* [Data shown]
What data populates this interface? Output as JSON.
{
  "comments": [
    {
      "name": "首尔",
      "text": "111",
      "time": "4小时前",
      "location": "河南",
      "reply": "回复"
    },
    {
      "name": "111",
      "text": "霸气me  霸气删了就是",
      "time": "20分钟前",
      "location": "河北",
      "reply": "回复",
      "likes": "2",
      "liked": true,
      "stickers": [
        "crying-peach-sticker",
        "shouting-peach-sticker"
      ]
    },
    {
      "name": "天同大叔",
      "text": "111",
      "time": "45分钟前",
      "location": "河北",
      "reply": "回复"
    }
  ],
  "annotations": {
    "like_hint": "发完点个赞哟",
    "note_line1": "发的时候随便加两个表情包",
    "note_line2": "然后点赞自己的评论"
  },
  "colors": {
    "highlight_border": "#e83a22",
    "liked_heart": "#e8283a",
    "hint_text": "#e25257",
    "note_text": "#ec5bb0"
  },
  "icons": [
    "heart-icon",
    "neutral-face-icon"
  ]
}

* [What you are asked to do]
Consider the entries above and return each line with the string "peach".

* [Solution for this problem]
        "crying-peach-sticker",
        "shouting-peach-sticker"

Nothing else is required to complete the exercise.